I am a disciplined person by nature, which
is probably a result of the way I grew up. My wife Pollett and I were married
in 1998, and we now have four children. When I was single and focused on making
money to survive, I worked solidly from Monday to Friday and kept any
socialising strictly to weekends. These days my free time is devoted to my
family. I have also found it vital to spend time only with people who are
positive. There are many negative detractors out there who do not have your
best interests at heart. As a business person, it is advisable to keep away
from them as their gossip brings nothing into your life. Surrounding yourself
with children is a good way to ensure that you only hear optimistic stories. Tim Tebeila Rolls Royce
your own sweat
Make sure your principles are clear and established.
Then, stick to what you know best to generate income and save money. Do not
borrow from others, but learn to create your own wealth. It’s vital to build
your income on what you know how to do best. That’s what I did when I was in
the insurance business, and it’s a principle I continue to apply even now. It
takes time to make money this way – it’s not something that can be achieved
overnight or without much hard work and personal sacrifice – but it can be
done. You cannot depend on government handouts if you want to create
sustainable wealth for yourself and your investors. Being able to earn money is
fundamental to operating a successful business. I was prepared to invest my own
sweat and my own efforts, and I believe that is what convinced others to come
on board. Also, if you are serious about your business, don’t spend money on
cars and big houses. Don’t confuse working capital with profit. First you must
make the business work, then you can develop expensive tastes.
1990: Tim Tebeila qualifies as a teacher
and his first post is at a high school in Tembisa. At the end of that first
year he is fired by the Department of Education for being an activist for
1991: He finds works as a teacher in
Mpumalanga and supplements his meagre income by selling insurance in the
evenings and on weekends.
1992: He leaves teaching and joins Sanlam
where he becomes a successful broker, later moving back to Limpopo.
1995: He leaves Sanlam and opens his own

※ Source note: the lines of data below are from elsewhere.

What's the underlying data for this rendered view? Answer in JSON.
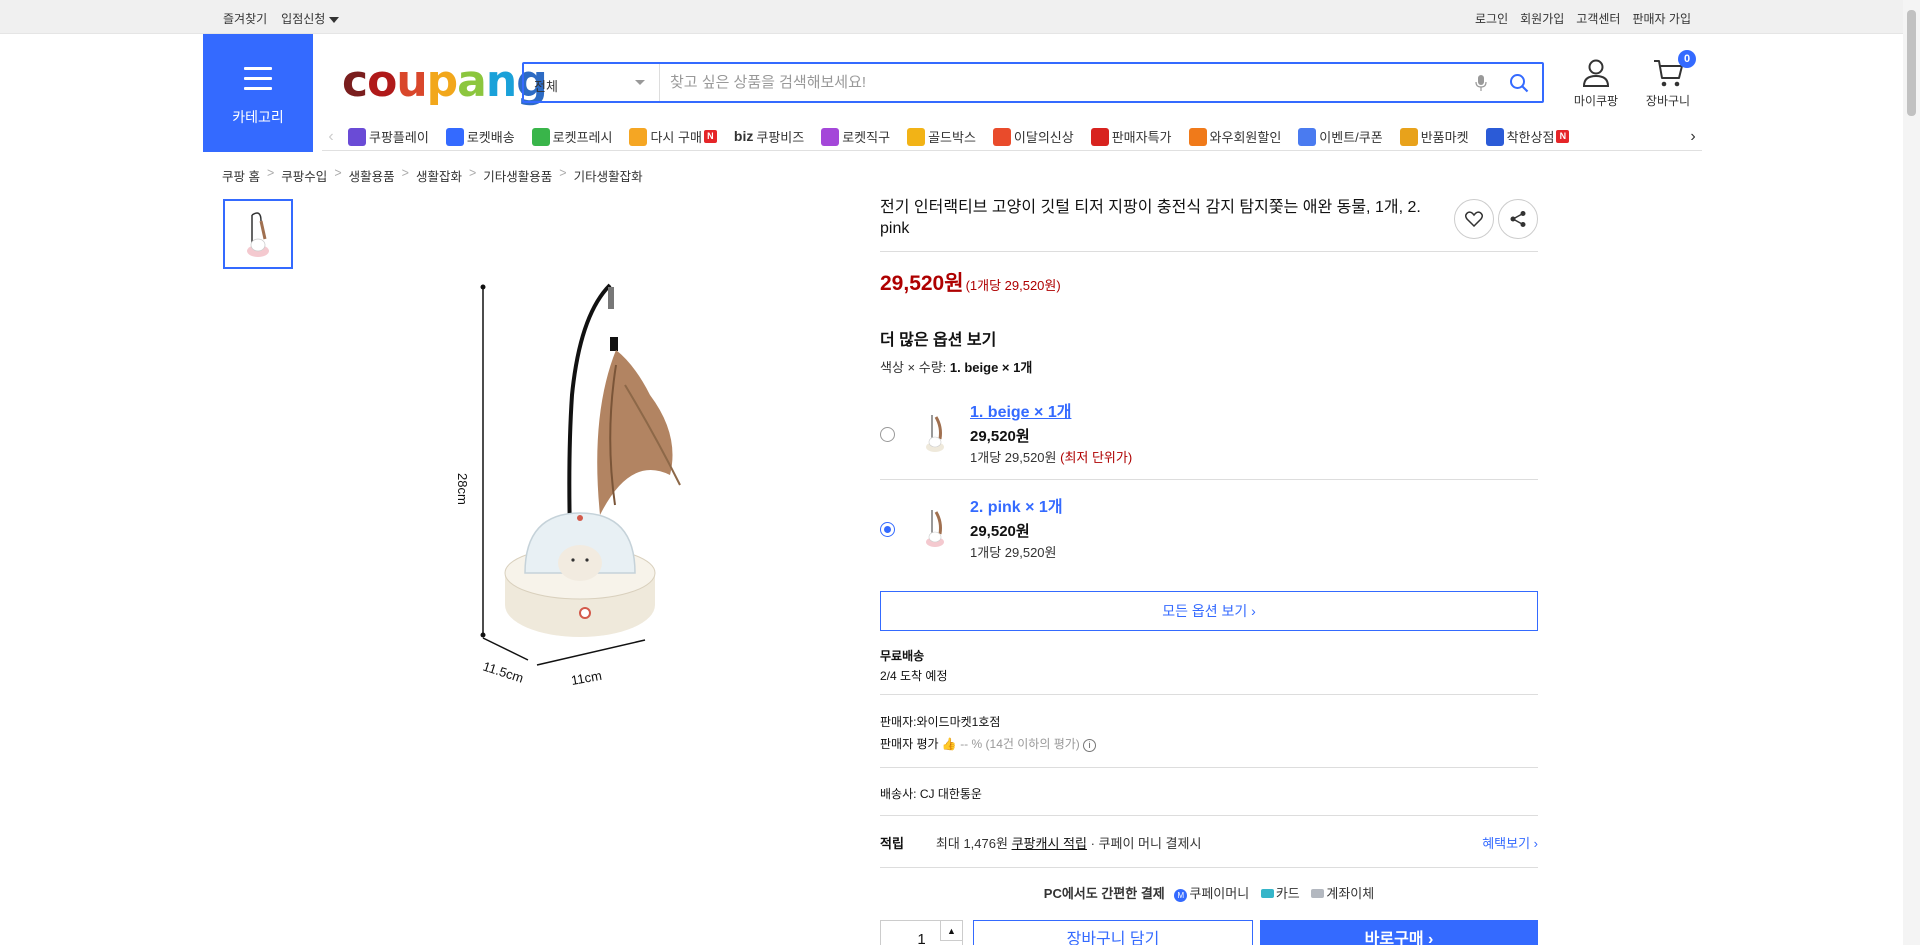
{
  "topbar": {
    "bookmark": "즐겨찾기",
    "store_apply": "입점신청",
    "login": "로그인",
    "signup": "회원가입",
    "customer_center": "고객센터",
    "seller_signup": "판매자 가입"
  },
  "header": {
    "category_label": "카테고리",
    "logo_parts": [
      "c",
      "o",
      "u",
      "p",
      "a",
      "n",
      "g"
    ],
    "search_category": "전체",
    "search_placeholder": "찾고 싶은 상품을 검색해보세요!",
    "mypage": "마이쿠팡",
    "cart": "장바구니",
    "cart_count": "0"
  },
  "nav": [
    {
      "label": "쿠팡플레이",
      "icon": "play-icon",
      "color": "#6a4bd6"
    },
    {
      "label": "로켓배송",
      "icon": "rocket-icon",
      "color": "#346aff"
    },
    {
      "label": "로켓프레시",
      "icon": "rocket-fresh-icon",
      "color": "#39b54a"
    },
    {
      "label": "다시 구매",
      "icon": "rebuy-icon",
      "color": "#f5a623",
      "badge": "N"
    },
    {
      "label": "쿠팡비즈",
      "icon": "biz-icon",
      "color": "#333",
      "prefix": "biz"
    },
    {
      "label": "로켓직구",
      "icon": "global-icon",
      "color": "#a447d9"
    },
    {
      "label": "골드박스",
      "icon": "goldbox-icon",
      "color": "#f2b316"
    },
    {
      "label": "이달의신상",
      "icon": "new-icon",
      "color": "#e94b2b"
    },
    {
      "label": "판매자특가",
      "icon": "sale-icon",
      "color": "#d8231f"
    },
    {
      "label": "와우회원할인",
      "icon": "wow-icon",
      "color": "#f07a1a"
    },
    {
      "label": "이벤트/쿠폰",
      "icon": "coupon-icon",
      "color": "#4a7bf0"
    },
    {
      "label": "반품마켓",
      "icon": "return-market-icon",
      "color": "#e8a21b"
    },
    {
      "label": "착한상점",
      "icon": "store-icon",
      "color": "#2b5bd7",
      "badge": "N"
    }
  ],
  "breadcrumb": [
    "쿠팡 홈",
    "쿠팡수입",
    "생활용품",
    "생활잡화",
    "기타생활용품",
    "기타생활잡화"
  ],
  "product": {
    "title": "전기 인터랙티브 고양이 깃털 티저 지팡이 충전식 감지 탐지쫓는 애완 동물, 1개, 2. pink",
    "price": "29,520원",
    "unit_price": "(1개당 29,520원)",
    "image_dims": {
      "height_label": "28cm",
      "depth_label": "11.5cm",
      "width_label": "11cm"
    }
  },
  "options": {
    "title": "더 많은 옵션 보기",
    "selection_prefix": "색상 × 수량:",
    "selection_value": "1. beige × 1개",
    "items": [
      {
        "name": "1. beige × 1개",
        "price": "29,520원",
        "unit": "1개당 29,520원",
        "tag": "(최저 단위가)",
        "selected": false
      },
      {
        "name": "2. pink × 1개",
        "price": "29,520원",
        "unit": "1개당 29,520원",
        "tag": "",
        "selected": true
      }
    ],
    "all_options": "모든 옵션 보기 ›"
  },
  "shipping": {
    "title": "무료배송",
    "eta": "2/4 도착 예정"
  },
  "seller": {
    "name_label": "판매자:",
    "name": "와이드마켓1호점",
    "rating_label": "판매자 평가",
    "rating_value": "-- %",
    "rating_note": "(14건 이하의 평가)"
  },
  "carrier": {
    "label": "배송사:",
    "name": "CJ 대한통운"
  },
  "reward": {
    "label": "적립",
    "amount": "최대 1,476원",
    "cash": "쿠팡캐시 적립",
    "note": "· 쿠페이 머니 결제시",
    "benefit_link": "혜택보기 ›"
  },
  "payment": {
    "title": "PC에서도 간편한 결제",
    "methods": [
      "쿠페이머니",
      "카드",
      "계좌이체"
    ]
  },
  "purchase": {
    "qty": "1",
    "cart_button": "장바구니 담기",
    "buy_button": "바로구매 ›"
  },
  "colors": {
    "accent": "#346aff",
    "price": "#ae0000"
  }
}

brokerage, Morethi Insurance Brokers.
1996: Tebeila Building
Construction is launched, carrying out building projects in Gauteng, Limpopo,
Mpumalanga and North West. Between 1997 and 1998 it becomes the biggest black

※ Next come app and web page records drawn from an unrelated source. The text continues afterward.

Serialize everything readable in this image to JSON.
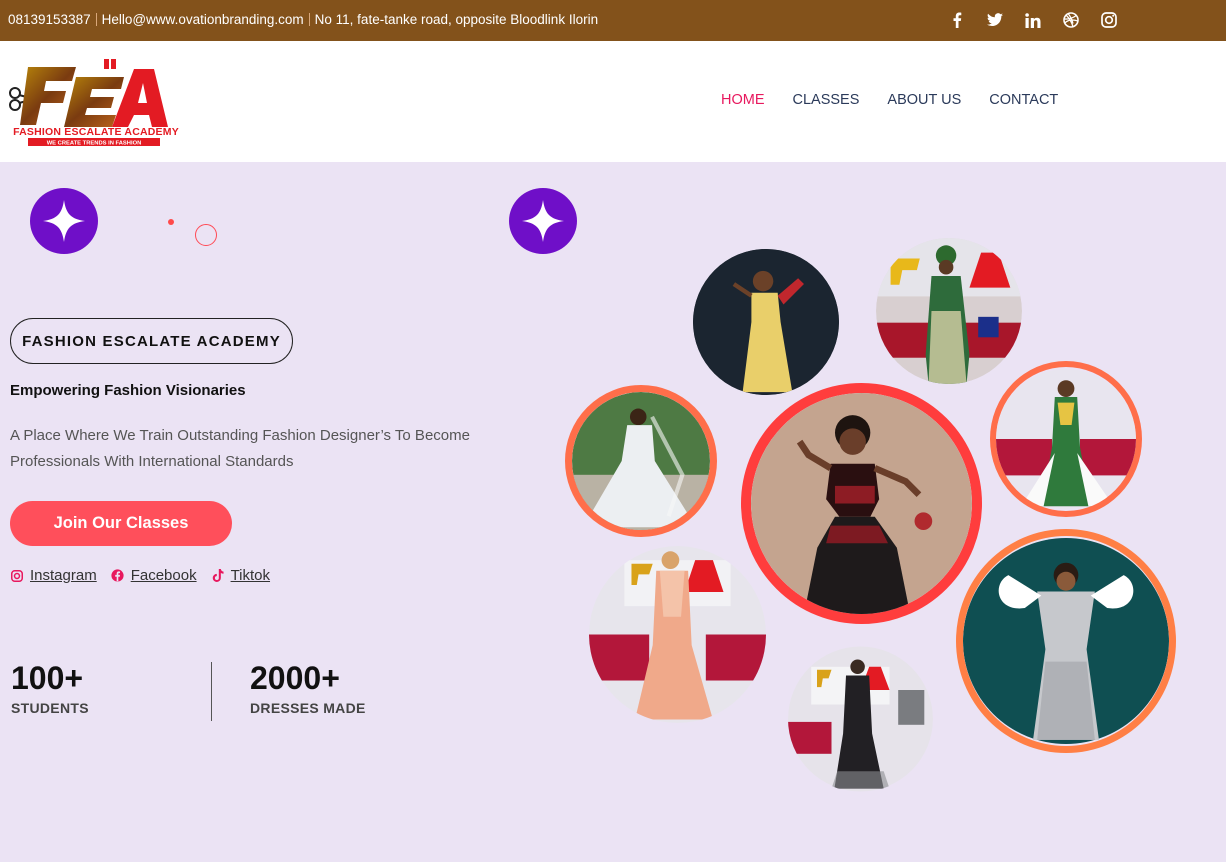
{
  "topbar": {
    "phone": "08139153387",
    "email": "Hello@www.ovationbranding.com",
    "address": "No 11, fate-tanke road, opposite Bloodlink Ilorin",
    "social_icons": [
      "facebook-icon",
      "twitter-icon",
      "linkedin-icon",
      "dribbble-icon",
      "instagram-icon"
    ]
  },
  "logo": {
    "letters": "FEA",
    "name": "FASHION ESCALATE ACADEMY",
    "tagline": "WE CREATE TRENDS IN FASHION"
  },
  "nav": {
    "items": [
      {
        "label": "HOME",
        "active": true
      },
      {
        "label": "CLASSES",
        "active": false
      },
      {
        "label": "ABOUT US",
        "active": false
      },
      {
        "label": "CONTACT",
        "active": false
      }
    ]
  },
  "hero": {
    "badge": "FASHION ESCALATE ACADEMY",
    "subtitle": "Empowering Fashion Visionaries",
    "description": "A Place Where We Train Outstanding Fashion Designer’s To Become Professionals With International Standards",
    "cta": "Join Our Classes",
    "social_links": [
      {
        "label": "Instagram",
        "icon": "instagram-icon"
      },
      {
        "label": "Facebook",
        "icon": "facebook-icon"
      },
      {
        "label": "Tiktok",
        "icon": "tiktok-icon"
      }
    ]
  },
  "stats": [
    {
      "value": "100+",
      "label": "STUDENTS"
    },
    {
      "value": "2000+",
      "label": "DRESSES MADE"
    }
  ],
  "colors": {
    "topbar": "#83521b",
    "background": "#ebe3f4",
    "accent": "#ff4f5b",
    "nav_active": "#e8185e",
    "sparkle": "#6f0fc8"
  }
}
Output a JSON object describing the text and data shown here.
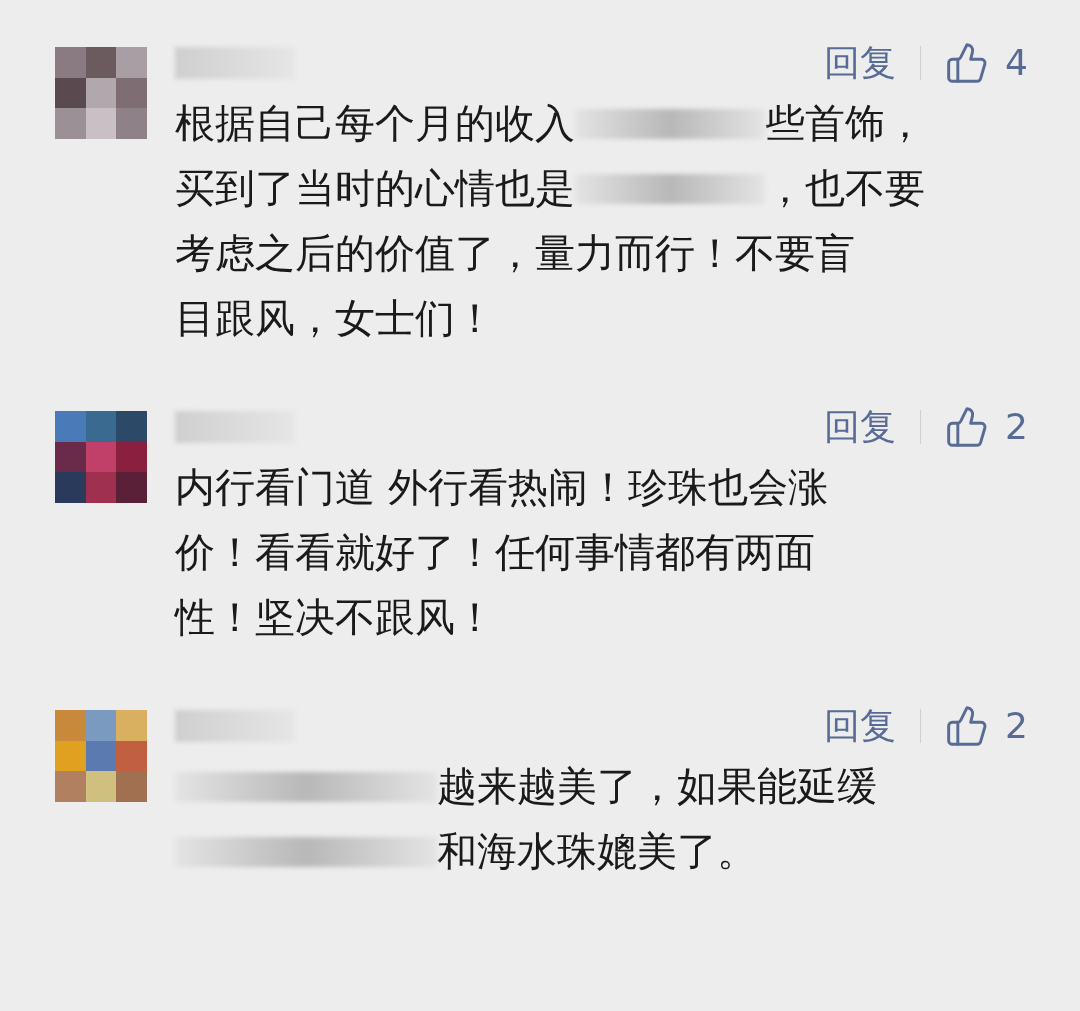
{
  "comments": [
    {
      "reply": "回复",
      "likes": "4",
      "lines": [
        [
          {
            "kind": "text",
            "text": "根据自己每个月的收入"
          },
          {
            "kind": "redacted"
          },
          {
            "kind": "text",
            "text": "些首饰，"
          }
        ],
        [
          {
            "kind": "text",
            "text": "买到了当时的心情也是"
          },
          {
            "kind": "redacted"
          },
          {
            "kind": "text",
            "text": "，也不要"
          }
        ],
        [
          {
            "kind": "text",
            "text": "考虑之后的价值了，量力而行！不要盲"
          }
        ],
        [
          {
            "kind": "text",
            "text": "目跟风，女士们！"
          }
        ]
      ]
    },
    {
      "reply": "回复",
      "likes": "2",
      "lines": [
        [
          {
            "kind": "text",
            "text": "内行看门道 外行看热闹！珍珠也会涨"
          }
        ],
        [
          {
            "kind": "text",
            "text": "价！看看就好了！任何事情都有两面"
          }
        ],
        [
          {
            "kind": "text",
            "text": "性！坚决不跟风！"
          }
        ]
      ]
    },
    {
      "reply": "回复",
      "likes": "2",
      "lines": [
        [
          {
            "kind": "redacted"
          },
          {
            "kind": "text",
            "text": "越来越美了，如果能延缓"
          }
        ],
        [
          {
            "kind": "redacted"
          },
          {
            "kind": "text",
            "text": "和海水珠媲美了。"
          }
        ]
      ]
    }
  ]
}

construction company in the country.
2000: He starts to develop an interest in mining and resources and
loses R100 000, his life savings, by making an application for prospecting

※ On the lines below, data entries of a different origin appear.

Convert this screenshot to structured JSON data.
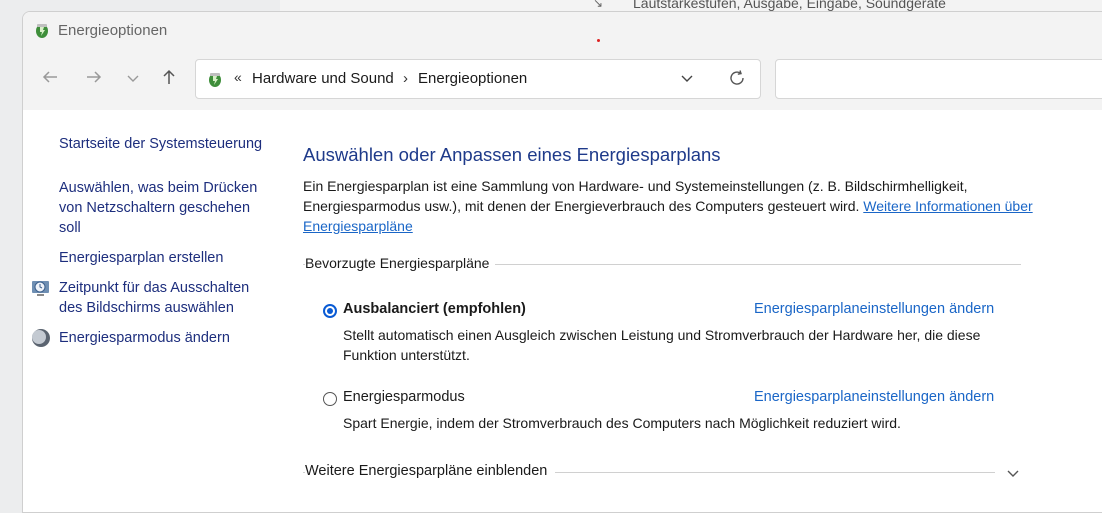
{
  "background": {
    "partial_text": "Lautstärkestufen, Ausgabe, Eingabe, Soundgeräte"
  },
  "window": {
    "title": "Energieoptionen"
  },
  "navigation": {
    "back_icon": "arrow-left-icon",
    "forward_icon": "arrow-right-icon",
    "recent_icon": "chevron-down-icon",
    "up_icon": "arrow-up-icon"
  },
  "address_bar": {
    "overflow": "«",
    "breadcrumbs": [
      {
        "label": "Hardware und Sound"
      },
      {
        "label": "Energieoptionen"
      }
    ],
    "separator": "›"
  },
  "sidebar": {
    "items": [
      {
        "label": "Startseite der Systemsteuerung"
      },
      {
        "label": "Auswählen, was beim Drücken von Netzschaltern geschehen soll"
      },
      {
        "label": "Energiesparplan erstellen"
      },
      {
        "label": "Zeitpunkt für das Ausschalten des Bildschirms auswählen",
        "icon": "monitor-clock-icon"
      },
      {
        "label": "Energiesparmodus ändern",
        "icon": "moon-icon"
      }
    ]
  },
  "main": {
    "heading": "Auswählen oder Anpassen eines Energiesparplans",
    "description": "Ein Energiesparplan ist eine Sammlung von Hardware- und Systemeinstellungen (z. B. Bildschirmhelligkeit, Energiesparmodus usw.), mit denen der Energieverbrauch des Computers gesteuert wird.",
    "more_info_link": "Weitere Informationen über Energiesparpläne",
    "group_label": "Bevorzugte Energiesparpläne",
    "plans": [
      {
        "name": "Ausbalanciert (empfohlen)",
        "selected": true,
        "link": "Energiesparplaneinstellungen ändern",
        "description": "Stellt automatisch einen Ausgleich zwischen Leistung und Stromverbrauch der Hardware her, die diese Funktion unterstützt."
      },
      {
        "name": "Energiesparmodus",
        "selected": false,
        "link": "Energiesparplaneinstellungen ändern",
        "description": "Spart Energie, indem der Stromverbrauch des Computers nach Möglichkeit reduziert wird."
      }
    ],
    "more_plans_label": "Weitere Energiesparpläne einblenden"
  },
  "colors": {
    "accent": "#0a5bd4",
    "link": "#1a66c7",
    "heading": "#1e3a8a",
    "sidebar_link": "#1d2e7d"
  }
}
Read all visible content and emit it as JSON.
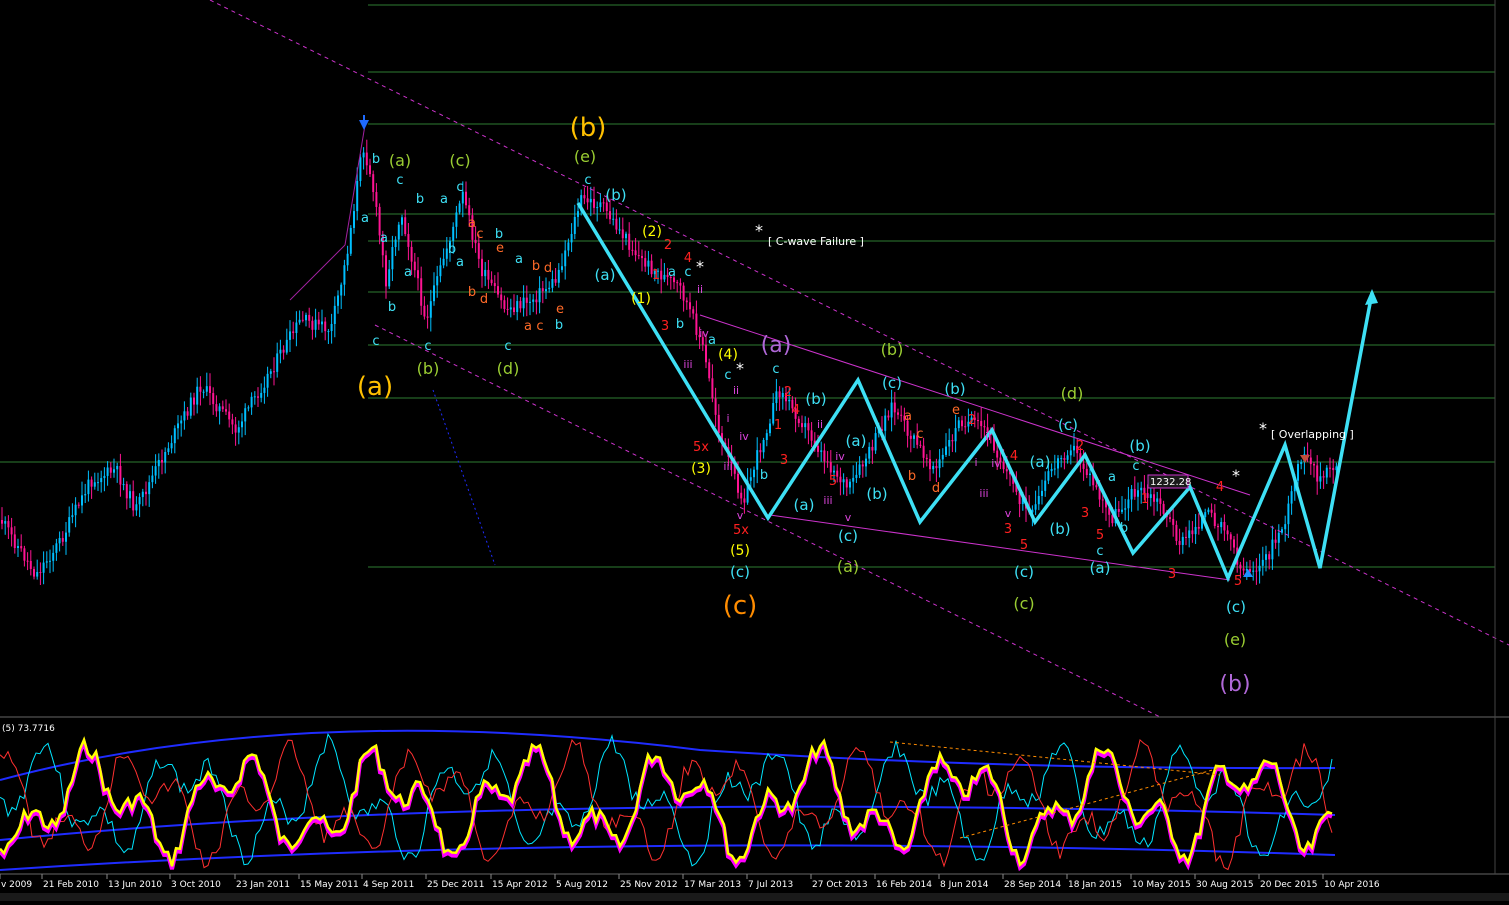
{
  "chart_data": [
    {
      "type": "candlestick",
      "panel": "price",
      "price_label": "1232.28",
      "annotations": [
        "[ C-wave Failure ]",
        "[ Overlapping ]"
      ],
      "wave_labels": {
        "major": [
          "(a)",
          "(b)",
          "(c)"
        ],
        "sub": [
          "(a)",
          "(b)",
          "(c)",
          "(d)",
          "(e)",
          "(b)",
          "(a)",
          "(b)",
          "(c)",
          "(d)",
          "(e)"
        ],
        "minor": [
          "a",
          "b",
          "c",
          "d",
          "e",
          "1",
          "2",
          "3",
          "4",
          "5",
          "5x",
          "i",
          "ii",
          "iii",
          "iv",
          "v",
          "(1)",
          "(2)",
          "(3)",
          "(4)",
          "(5)",
          "*"
        ]
      },
      "colors": {
        "bull": "#00bfff",
        "bear": "#ff1493",
        "projection": "#3ee0f5",
        "channel": "#cc33cc",
        "grid": "#2e7d32",
        "background": "#000000"
      }
    },
    {
      "type": "line",
      "panel": "oscillator",
      "title": "(5) 73.7716",
      "series_colors": [
        "#ffff00",
        "#ff00ff",
        "#00e5ff",
        "#ff3030",
        "#1f2cff"
      ]
    }
  ],
  "x_axis_labels": [
    "v 2009",
    "21 Feb 2010",
    "13 Jun 2010",
    "3 Oct 2010",
    "23 Jan 2011",
    "15 May 2011",
    "4 Sep 2011",
    "25 Dec 2011",
    "15 Apr 2012",
    "5 Aug 2012",
    "25 Nov 2012",
    "17 Mar 2013",
    "7 Jul 2013",
    "27 Oct 2013",
    "16 Feb 2014",
    "8 Jun 2014",
    "28 Sep 2014",
    "18 Jan 2015",
    "10 May 2015",
    "30 Aug 2015",
    "20 Dec 2015",
    "10 Apr 2016"
  ]
}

rights that is rejected.
2001: He raises R1,5 million from local community representatives
in Limpopo to begin prospecting. The money is lost to an unscrupulous
2002: Armed with lab test results, he secures R55 million in
capital from Coal for Africa. This paves the way for the establishment of
2008: Sekoko enters into a joint venture for two Waterberg coal
projects with Firestone Energy, a Perth-based explorations company listed on
the Australian and South African stock exchanges. Sekoko becomes the majority
shareholder of Firestone Energy.
Tim Tebeila doctorate. An academic procession led by Archbishop Stephen Zondo (left) and Tebeila began the festivities
various business responsibilities include being a Trustee of the Board of
Business Unity South Africa (BUSA), which is a voice of organized business in
South Africa. Amongst his many notable achievements, Tim was a finalist in the
Ernst & Young 2010 World Entrepreneur Awards Programme, he was named Top 20
Forbes Africa Person of the Year (wherein he competed with some of Africa’s
Heads of States, and is in the same ranking as Kofi Annan, who is sitting at
long term vision to develop and promote economic growth, broad based black
economic empowerment and entrepreneurship, in 2011 saw him elected as the
President of the National Federated Chamber of Commerce (NAFCOC).
Mr. Tebeila holds
specialized qualifications in marketing, business management, mining and
minerals from the University of Limpopo. He has been responsible
for driving the company’s business strategy, execution and overall performance,
which currently boasts
number of multinational
companies and strategic investors, within the energy and mining the mining
sector expressing interest in his project.